Following Goma, the group will move on to a meeting with Rwandan President Paul Kagame in Kigali. Here, the delegation needs to address the Rwandan government's support of the M23 rebel group which has committed countless violent and sexual crimes in the region. Human Rights Watch has argued that the UN Security Council should pass a resolution requiring that the Rwandan government end all support to the M23 group and impose sanctions on those senior Rwandan officials that choose to maintain support for the group regardless. Despite the obvious need for this pressure, the impetus does not seem to be strong within the delegation itself. Mark Lyall Grant, the British Ambassador who is co-heading the visit, has acknowledged the importance of the trip, and the significance of the its timing, but has not expressed any evidence of a keen desire to pressure problematic governments.

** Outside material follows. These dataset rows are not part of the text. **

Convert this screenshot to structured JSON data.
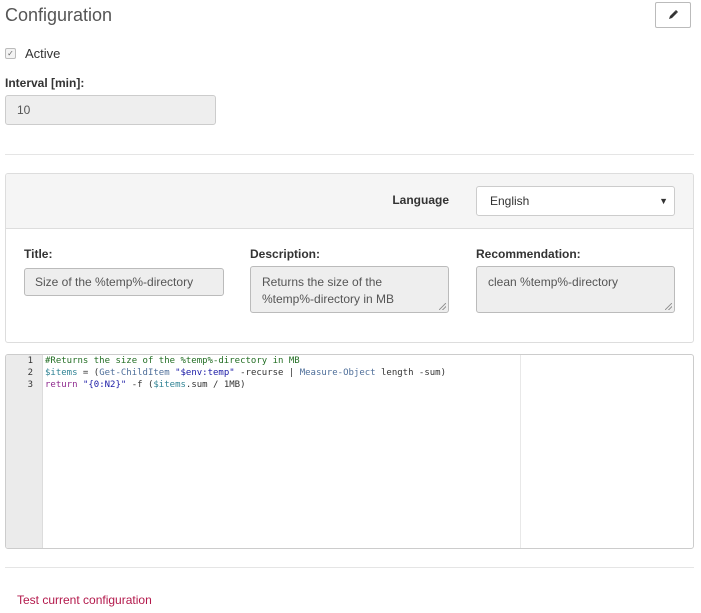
{
  "header": {
    "title": "Configuration",
    "edit_icon": "pencil-icon"
  },
  "active": {
    "label": "Active",
    "checked": true
  },
  "interval": {
    "label": "Interval [min]:",
    "value": "10"
  },
  "language": {
    "label": "Language",
    "selected": "English"
  },
  "fields": {
    "title": {
      "label": "Title:",
      "value": "Size of the %temp%-directory"
    },
    "description": {
      "label": "Description:",
      "value": "Returns the size of the %temp%-directory in MB"
    },
    "recommendation": {
      "label": "Recommendation:",
      "value": "clean %temp%-directory"
    }
  },
  "editor": {
    "line_numbers": [
      "1",
      "2",
      "3"
    ],
    "lines": [
      [
        {
          "t": "#Returns the size of the %temp%-directory in MB",
          "c": "comment"
        }
      ],
      [
        {
          "t": "$items",
          "c": "var"
        },
        {
          "t": " = (",
          "c": ""
        },
        {
          "t": "Get-ChildItem",
          "c": "cmd"
        },
        {
          "t": " ",
          "c": ""
        },
        {
          "t": "\"$env:temp\"",
          "c": "str"
        },
        {
          "t": " -recurse | ",
          "c": ""
        },
        {
          "t": "Measure-Object",
          "c": "cmd"
        },
        {
          "t": " length -sum)",
          "c": ""
        }
      ],
      [
        {
          "t": "return",
          "c": "kw"
        },
        {
          "t": " ",
          "c": ""
        },
        {
          "t": "\"{0:N2}\"",
          "c": "str"
        },
        {
          "t": " -f (",
          "c": ""
        },
        {
          "t": "$items",
          "c": "var"
        },
        {
          "t": ".sum / 1MB)",
          "c": ""
        }
      ]
    ]
  },
  "footer": {
    "test_link": "Test current configuration"
  }
}
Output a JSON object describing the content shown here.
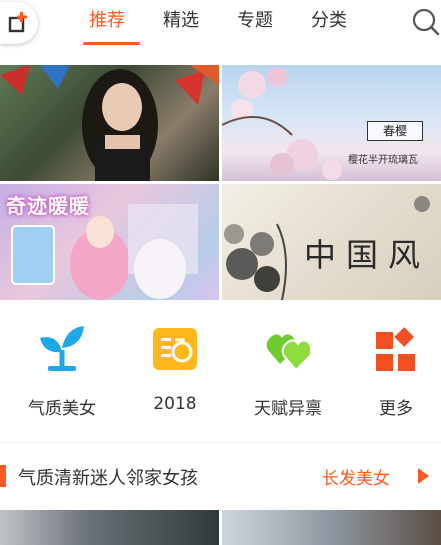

He commented that the Security Council would be able to "put a little bit of pressure on all the governments . . . to come together and resolve some of these issues." Lyall Grant's comments are uninspiring, to say the least, and reveal the challenge of balancing and unifying the motivations of the delegation.
On their final stop in Addis Ababa, Ethiopia, the delegation will meet Ethiopian President Hailemariam Desalegn and the African Union Peace and Security Council to discuss the work of the International Criminal Court (ICC). This meeting presents a welcome opportunity to discuss the fact that the ICC does not have a strong record in recognising and prosecuting crimes of sexual violence. The most pertinent example of this was the ICC's trial of Thomas Lubanga Dyilo; despite a huge body of evidence detailing the acts of sexual violence committed by those under Lubanga's command, the charges were never sustained at trial, namely owing to problems in the collection of evidence. The Security Council should take this opportunity to address this problem in order that, in future cases, sexual violence is suitably recognised as the severe and atrocious war crime that it is. Unfortunately, however, the meeting is likely to be dominated by the upset of many states who see the ICC as deliberately targeting African leaders in its work, and, following recent expressions from Kenya, by the calls for African countries to withdraw from the Court altogether.
Finding solutions to these challenges is undoubtedly a challenge in itself. The delegation could seek the support of non-governmental organisations (NGOs) already operating in the IDP camps to reduce the risk of putting individuals in danger, but this in itself carries risks for NGO staff. In meetings with the Rwandan government, the delegation could highlight the punitive measures and sanctions available to it in the event of continued governmental support for rebel groups, but this risks fracturing the existing state of co-operation between the parties. Finally, the delegation could stress the importance of tackling sexual violence as a way of bringing some stability to the region in its Addis Ababa meeting, but the issues concerning the possibility of a mass African withdrawal from the ICC is likely to overshadow this, not least because of its immediacy.
The UN Security Council delegation, therefore, must approach its tasks in central Africa with caution: push the issue of sexual violence too much and it risks upsetting the relatively co-operative status quo, but fail to push the issue enough and the delegation becomes yet another international body that has failed the region's victims of sexual violence.